1. Clarity and consistency of vision are essential. NARA leaders' perceptions of ERA's scope and mission were inconsistent and varied over time, and some leaders had difficulty sticking to decisions that had been made during earlier phases of the project. Averting endless review of past decisions -- which in some instances wa a form of resistance -- was particularly important.

2. A variety of users must participate in the testing and pilot phases of system development. Doing so helps to ensure that all users feel as if they have a voice and that problems are identified and solved before the system's agency-wide rollout.

3. Communications must be actively managed:
  • Staff needed reassurance that ERA's implementation would not cause NARA's operations to grind to a halt and that they would not lose their jobs as a result of the change. The team frequently met with staff and encouraged them to discuss their concerns. It also identified champions -- people who, regardless of their official position within NARA's hierarchy, had the respect of their colleagues and who could persuade others to support ERA.
  • External stakeholders, whose perceptions of NARA often differ sharply from NARA's perception of itself, also needed confirmation that ERA was on track. The team helped to bolster ERA's credibility by emphasizing NARA's extensive and ongoing involvement in cutting-edge digital preservation research. (I've always been deeply impressed with ERA's research component, and I was both stunned and amused to learn that NARA has actively nurtured this perception.)
Those of us who care passionately about digital preservation have no choice but to address the change management issues that Fynette Eaton highlighted. In the short term, change management might seem less important than finding and testing the technical tools needed to acquire, preserve, and provide access to electronic records and digital publications. However, if our senior managers and our colleagues don't buy into the changes in workflow and, in some instances, organizational structure that digital preservation requires, our institutions -- and archivy and librarianship -- will suffer greatly in the long term. NARA's started tackling some of the sociological challenges of digital preservation, and the rest of us have to do the same.

2 comments:

js said...

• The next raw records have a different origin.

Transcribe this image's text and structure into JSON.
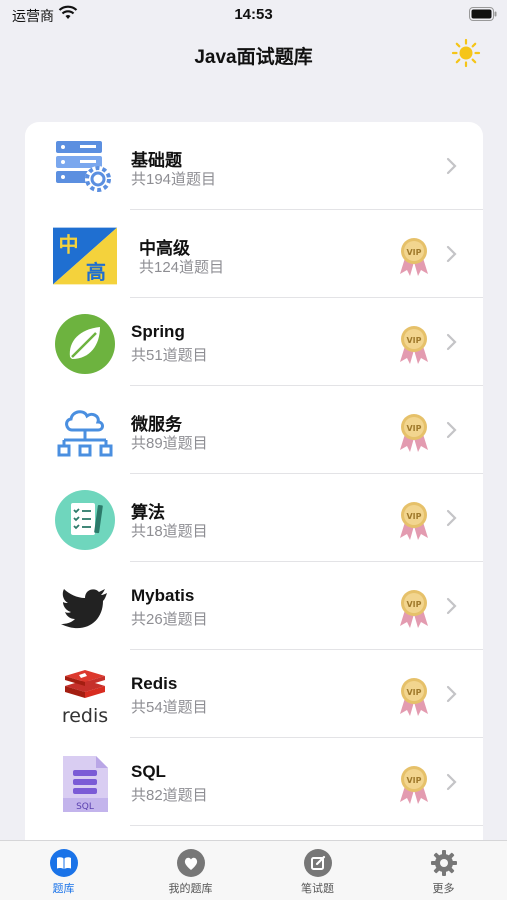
{
  "status_bar": {
    "carrier": "运营商",
    "time": "14:53"
  },
  "nav": {
    "title": "Java面试题库",
    "theme_icon": "sun-icon"
  },
  "categories": [
    {
      "name": "基础题",
      "count": "共194道题目",
      "icon": "server-gear-icon",
      "vip": false
    },
    {
      "name": "中高级",
      "count": "共124道题目",
      "icon": "zhonggao-badge-icon",
      "vip": true
    },
    {
      "name": "Spring",
      "count": "共51道题目",
      "icon": "spring-leaf-icon",
      "vip": true
    },
    {
      "name": "微服务",
      "count": "共89道题目",
      "icon": "cloud-network-icon",
      "vip": true
    },
    {
      "name": "算法",
      "count": "共18道题目",
      "icon": "checklist-icon",
      "vip": true
    },
    {
      "name": "Mybatis",
      "count": "共26道题目",
      "icon": "bird-icon",
      "vip": true
    },
    {
      "name": "Redis",
      "count": "共54道题目",
      "icon": "redis-logo-icon",
      "vip": true
    },
    {
      "name": "SQL",
      "count": "共82道题目",
      "icon": "sql-file-icon",
      "vip": true
    }
  ],
  "tabs": [
    {
      "label": "题库",
      "icon": "book-icon",
      "active": true
    },
    {
      "label": "我的题库",
      "icon": "heart-icon",
      "active": false
    },
    {
      "label": "笔试题",
      "icon": "edit-icon",
      "active": false
    },
    {
      "label": "更多",
      "icon": "gear-icon",
      "active": false
    }
  ],
  "colors": {
    "accent": "#1a73e8",
    "background": "#efeff4",
    "vip_gold": "#e6c16a",
    "vip_ribbon": "#e39bb0"
  }
}
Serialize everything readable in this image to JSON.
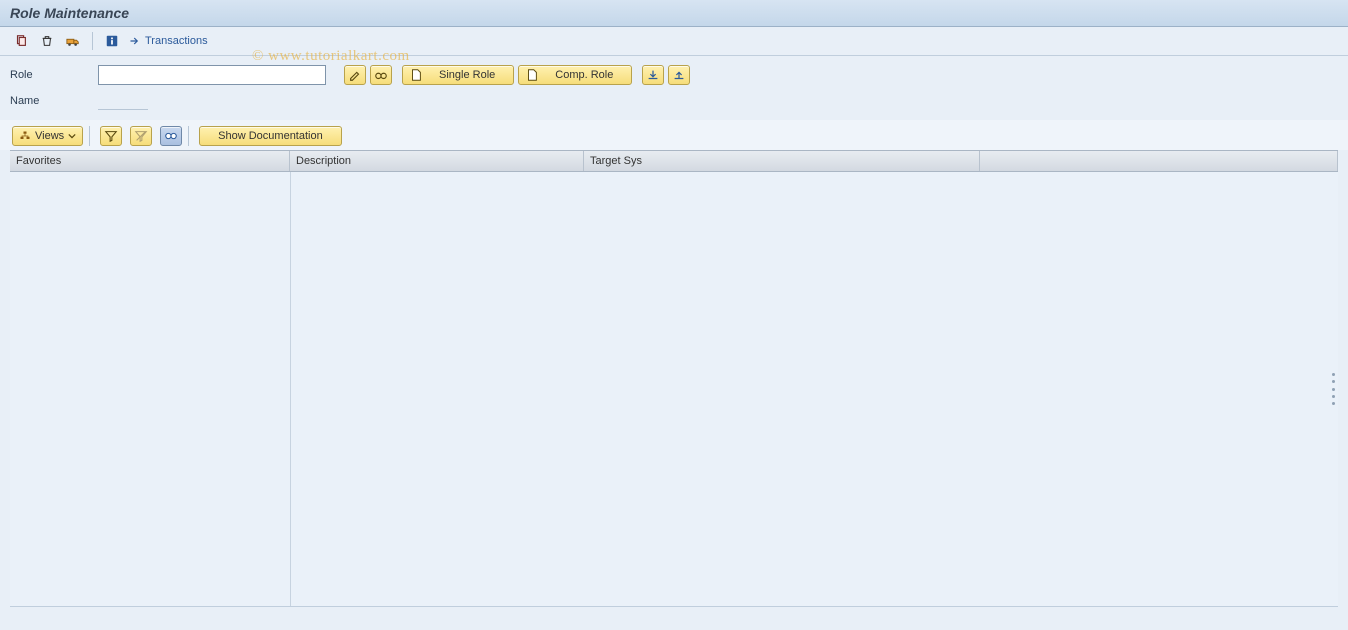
{
  "title": "Role Maintenance",
  "watermark": "© www.tutorialkart.com",
  "toolbar": {
    "transactions_label": "Transactions"
  },
  "form": {
    "role_label": "Role",
    "role_value": "",
    "name_label": "Name",
    "name_value": ""
  },
  "buttons": {
    "single_role": "Single Role",
    "comp_role": "Comp. Role",
    "views": "Views",
    "show_doc": "Show Documentation"
  },
  "table": {
    "col_favorites": "Favorites",
    "col_description": "Description",
    "col_target": "Target Sys"
  }
}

Nice wrap-up. As a psychological strategy, how about packaging change as evolution, or, more radically, as "nothing new." Personally and when I talk to colleagues, I find the best way to assuage anxiety about digital preservation is to think of as nothing more than a new manifestation of the core responsibilities of archivists.

While that's a little coy, it's a good starting point.

L'Archivista said...

Thanks, JS! You're absolutely right that emphasizing the continued relevance of traditional archival knowledge and skills is a very good starting point. Doing so really helps to demystify digital preservation and reassure people that their experience and expertise remain relevant.

I nonetheless see the need for active change management, particularly when it comes time to alter workflows or roll out new systems. One of the things I didn't mention in my recap -- but really should have -- is that the NARA's change management team assessed NARA's organizational culture and quickly identified pride in NARA's mission and awareness that NARA was legally and ethically obligated to care for e-records as two major strengths.

The team consistently tapped these strengths when making the case for ERA, but it also recognized that these traits weren't sufficient to ensure ERA's success: many NARA staffers readily saw the need for institutional change, but they also hoped that their own working lives would remain untouched by that change. It took me a long time to figure out that some (but by no means all) of my own colleagues held similarly conflicting thoughts.

ERA's still under development, so the final report card isn't available at this time. However, keeping people focused on NARA's mission, making sure that they feel supported and valued as their day-to-day tasks change, and giving them the opportunity to supply feedback should dramatically increase its chance of success.